EXTRACTED RECORDS:
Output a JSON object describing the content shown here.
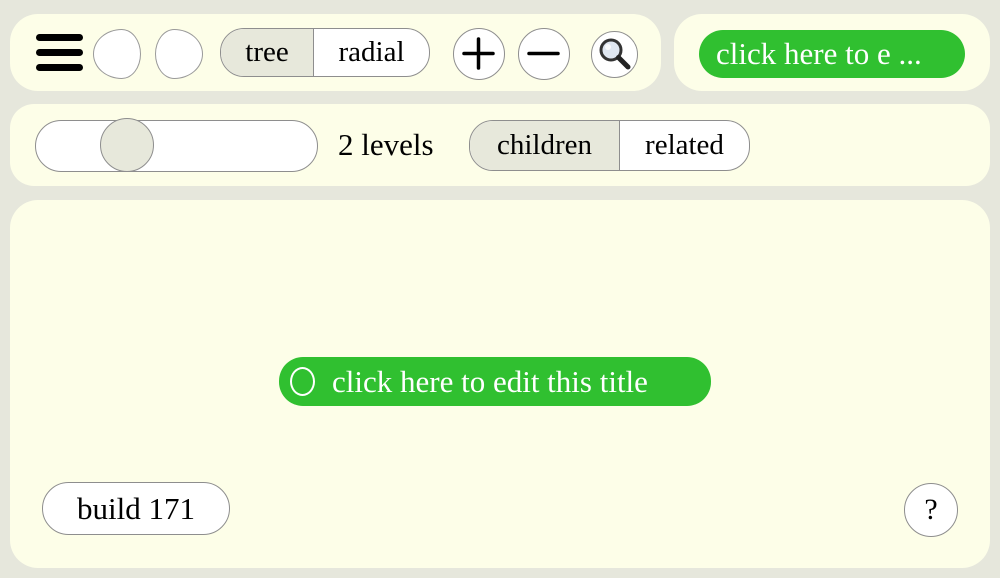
{
  "toolbar": {
    "menu_icon": "hamburger-icon",
    "back_icon": "back-icon",
    "forward_icon": "forward-icon",
    "layout_options": [
      "tree",
      "radial"
    ],
    "layout_selected": "tree",
    "zoom_in_icon": "plus-icon",
    "zoom_out_icon": "minus-icon",
    "search_icon": "magnifier-icon"
  },
  "title_panel": {
    "title": "click here to e ..."
  },
  "controls": {
    "depth_level": 2,
    "levels_label": "2 levels",
    "relation_options": [
      "children",
      "related"
    ],
    "relation_selected": "children"
  },
  "canvas": {
    "node_title": "click here to edit this title",
    "build_label": "build 171",
    "help_label": "?"
  },
  "colors": {
    "background": "#e6e7dc",
    "panel": "#fdfee8",
    "accent_green": "#30c030",
    "selected": "#e7e8db",
    "border": "#8e8e8e"
  }
}
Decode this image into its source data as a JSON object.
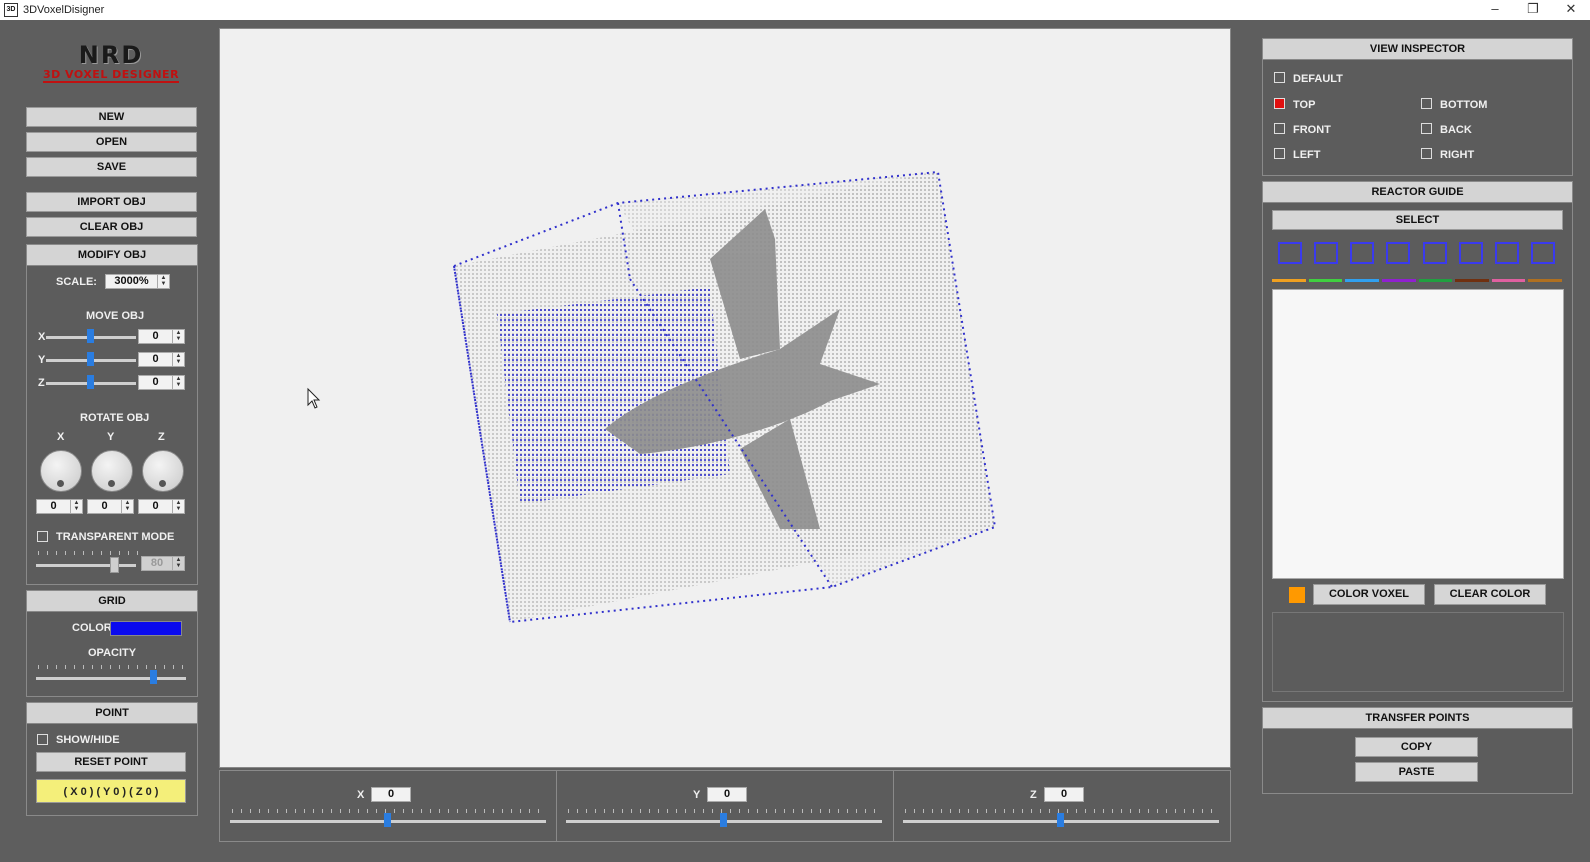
{
  "window": {
    "icon": "3D",
    "title": "3DVoxelDisigner",
    "minimize": "–",
    "maximize": "❐",
    "close": "✕"
  },
  "logo": {
    "top": "NRD",
    "bottom": "3D VOXEL DESIGNER"
  },
  "left": {
    "file_buttons": [
      "NEW",
      "OPEN",
      "SAVE"
    ],
    "obj_buttons": [
      "IMPORT OBJ",
      "CLEAR OBJ"
    ],
    "modify": {
      "header": "MODIFY OBJ",
      "scale_label": "SCALE:",
      "scale_value": "3000%",
      "move_label": "MOVE OBJ",
      "move": [
        {
          "axis": "X",
          "value": "0"
        },
        {
          "axis": "Y",
          "value": "0"
        },
        {
          "axis": "Z",
          "value": "0"
        }
      ],
      "rotate_label": "ROTATE OBJ",
      "rotate_axes": [
        "X",
        "Y",
        "Z"
      ],
      "rotate_values": [
        "0",
        "0",
        "0"
      ],
      "transparent_label": "TRANSPARENT MODE",
      "transparent_value": "80"
    },
    "grid": {
      "header": "GRID",
      "color_label": "COLOR",
      "color": "#0a0aee",
      "opacity_label": "OPACITY"
    },
    "point": {
      "header": "POINT",
      "show_label": "SHOW/HIDE",
      "reset_label": "RESET POINT",
      "coords": "( X 0 ) ( Y 0 ) ( Z 0 )"
    }
  },
  "bottom": [
    {
      "axis": "X",
      "value": "0"
    },
    {
      "axis": "Y",
      "value": "0"
    },
    {
      "axis": "Z",
      "value": "0"
    }
  ],
  "right": {
    "view_inspector": {
      "header": "VIEW INSPECTOR",
      "default": "DEFAULT",
      "top": "TOP",
      "bottom": "BOTTOM",
      "front": "FRONT",
      "back": "BACK",
      "left": "LEFT",
      "right": "RIGHT",
      "selected": "TOP"
    },
    "reactor_guide": {
      "header": "REACTOR GUIDE",
      "select_label": "SELECT",
      "swatch_colors": [
        "#f0a020",
        "#40d040",
        "#30a0f0",
        "#9020d0",
        "#20a040",
        "#703010",
        "#e060a0",
        "#b07020"
      ],
      "color_voxel_label": "COLOR VOXEL",
      "clear_color_label": "CLEAR COLOR",
      "voxel_color": "#ff9900"
    },
    "transfer": {
      "header": "TRANSFER POINTS",
      "copy_label": "COPY",
      "paste_label": "PASTE"
    }
  }
}
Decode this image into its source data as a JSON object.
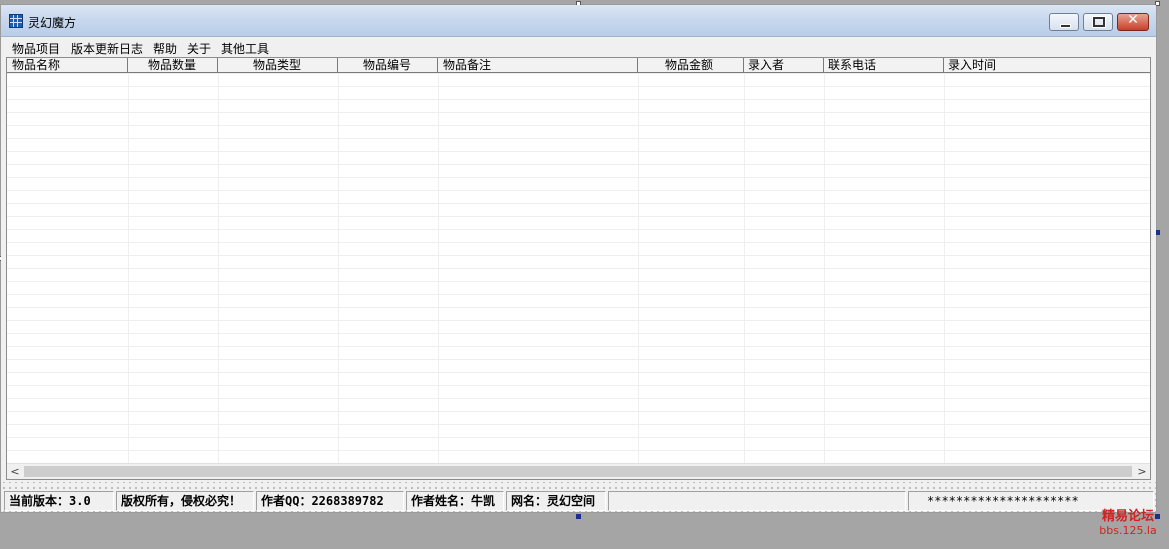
{
  "window": {
    "title": "灵幻魔方",
    "icon": "grid-app-icon",
    "controls": [
      "minimize",
      "maximize",
      "close"
    ]
  },
  "menu": {
    "items": [
      "物品项目",
      "版本更新日志",
      "帮助",
      "关于",
      "其他工具"
    ]
  },
  "grid": {
    "columns": [
      "物品名称",
      "物品数量",
      "物品类型",
      "物品编号",
      "物品备注",
      "物品金额",
      "录入者",
      "联系电话",
      "录入时间"
    ],
    "rows": []
  },
  "statusbar": {
    "version": "当前版本：3.0",
    "copyright": "版权所有，侵权必究！",
    "author_qq": "作者QQ：2268389782",
    "author_name": "作者姓名：牛凯",
    "net_name": "网名：灵幻空间",
    "empty": "",
    "stars": "*********************"
  },
  "watermark": {
    "line1": "精易论坛",
    "line2": "bbs.125.la"
  },
  "colors": {
    "titlebar": "#c8d8ee",
    "close_button": "#c7402a",
    "watermark": "#d32020"
  }
}
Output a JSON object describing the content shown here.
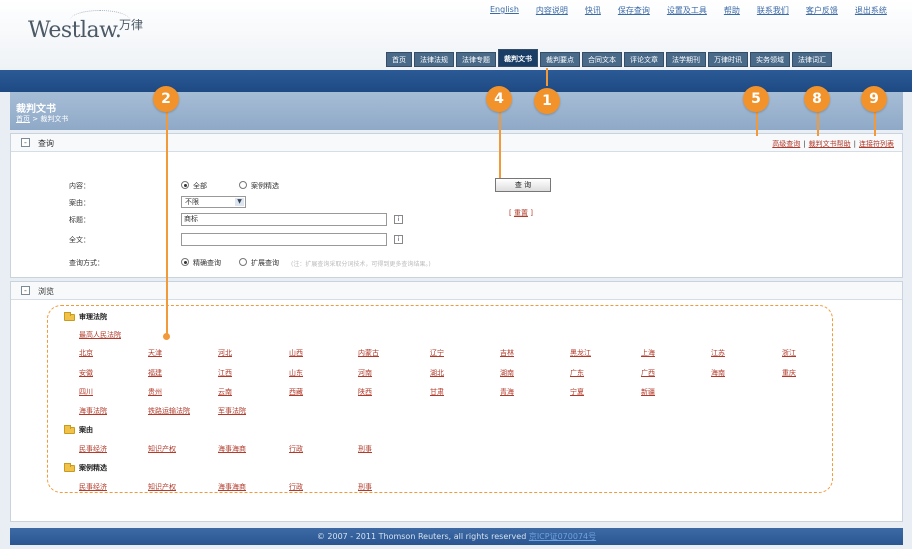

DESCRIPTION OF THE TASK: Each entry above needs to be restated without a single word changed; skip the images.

TASK OUTPUT:
Output a JSON object describing the content shown here.
{
  "toolbar": {
    "menu_icon": "hamburger-icon",
    "back_icon": "back-icon",
    "forward_icon": "forward-icon",
    "layout_options": [
      "tree",
      "radial"
    ],
    "layout_selected": "tree",
    "zoom_in_icon": "plus-icon",
    "zoom_out_icon": "minus-icon",
    "search_icon": "magnifier-icon"
  },
  "title_panel": {
    "title": "click here to e ..."
  },
  "controls": {
    "depth_level": 2,
    "levels_label": "2 levels",
    "relation_options": [
      "children",
      "related"
    ],
    "relation_selected": "children"
  },
  "canvas": {
    "node_title": "click here to edit this title",
    "build_label": "build 171",
    "help_label": "?"
  },
  "colors": {
    "background": "#e6e7dc",
    "panel": "#fdfee8",
    "accent_green": "#30c030",
    "selected": "#e7e8db",
    "border": "#8e8e8e"
  }
}
Decode this image into its source data as a JSON object.
{
  "window": {
    "icon": "3D",
    "title": "3DVoxelDisigner",
    "minimize": "–",
    "maximize": "❐",
    "close": "✕"
  },
  "logo": {
    "top": "NRD",
    "bottom": "3D VOXEL DESIGNER"
  },
  "left": {
    "file_buttons": [
      "NEW",
      "OPEN",
      "SAVE"
    ],
    "obj_buttons": [
      "IMPORT OBJ",
      "CLEAR OBJ"
    ],
    "modify": {
      "header": "MODIFY OBJ",
      "scale_label": "SCALE:",
      "scale_value": "3000%",
      "move_label": "MOVE OBJ",
      "move": [
        {
          "axis": "X",
          "value": "0"
        },
        {
          "axis": "Y",
          "value": "0"
        },
        {
          "axis": "Z",
          "value": "0"
        }
      ],
      "rotate_label": "ROTATE OBJ",
      "rotate_axes": [
        "X",
        "Y",
        "Z"
      ],
      "rotate_values": [
        "0",
        "0",
        "0"
      ],
      "transparent_label": "TRANSPARENT MODE",
      "transparent_value": "80"
    },
    "grid": {
      "header": "GRID",
      "color_label": "COLOR",
      "color": "#0a0aee",
      "opacity_label": "OPACITY"
    },
    "point": {
      "header": "POINT",
      "show_label": "SHOW/HIDE",
      "reset_label": "RESET POINT",
      "coords": "( X 0 ) ( Y 0 ) ( Z 0 )"
    }
  },
  "bottom": [
    {
      "axis": "X",
      "value": "0"
    },
    {
      "axis": "Y",
      "value": "0"
    },
    {
      "axis": "Z",
      "value": "0"
    }
  ],
  "right": {
    "view_inspector": {
      "header": "VIEW INSPECTOR",
      "default": "DEFAULT",
      "top": "TOP",
      "bottom": "BOTTOM",
      "front": "FRONT",
      "back": "BACK",
      "left": "LEFT",
      "right": "RIGHT",
      "selected": "TOP"
    },
    "reactor_guide": {
      "header": "REACTOR GUIDE",
      "select_label": "SELECT",
      "swatch_colors": [
        "#f0a020",
        "#40d040",
        "#30a0f0",
        "#9020d0",
        "#20a040",
        "#703010",
        "#e060a0",
        "#b07020"
      ],
      "color_voxel_label": "COLOR VOXEL",
      "clear_color_label": "CLEAR COLOR",
      "voxel_color": "#ff9900"
    },
    "transfer": {
      "header": "TRANSFER POINTS",
      "copy_label": "COPY",
      "paste_label": "PASTE"
    }
  }
}
Decode this image into its source data as a JSON object.
{
  "window": {
    "title": "灵幻魔方",
    "icon": "grid-app-icon",
    "controls": [
      "minimize",
      "maximize",
      "close"
    ]
  },
  "menu": {
    "items": [
      "物品项目",
      "版本更新日志",
      "帮助",
      "关于",
      "其他工具"
    ]
  },
  "grid": {
    "columns": [
      "物品名称",
      "物品数量",
      "物品类型",
      "物品编号",
      "物品备注",
      "物品金额",
      "录入者",
      "联系电话",
      "录入时间"
    ],
    "rows": []
  },
  "statusbar": {
    "version": "当前版本：3.0",
    "copyright": "版权所有，侵权必究！",
    "author_qq": "作者QQ：2268389782",
    "author_name": "作者姓名：牛凯",
    "net_name": "网名：灵幻空间",
    "empty": "",
    "stars": "*********************"
  },
  "watermark": {
    "line1": "精易论坛",
    "line2": "bbs.125.la"
  },
  "colors": {
    "titlebar": "#c8d8ee",
    "close_button": "#c7402a",
    "watermark": "#d32020"
  }
}
Output a JSON object describing the content shown here.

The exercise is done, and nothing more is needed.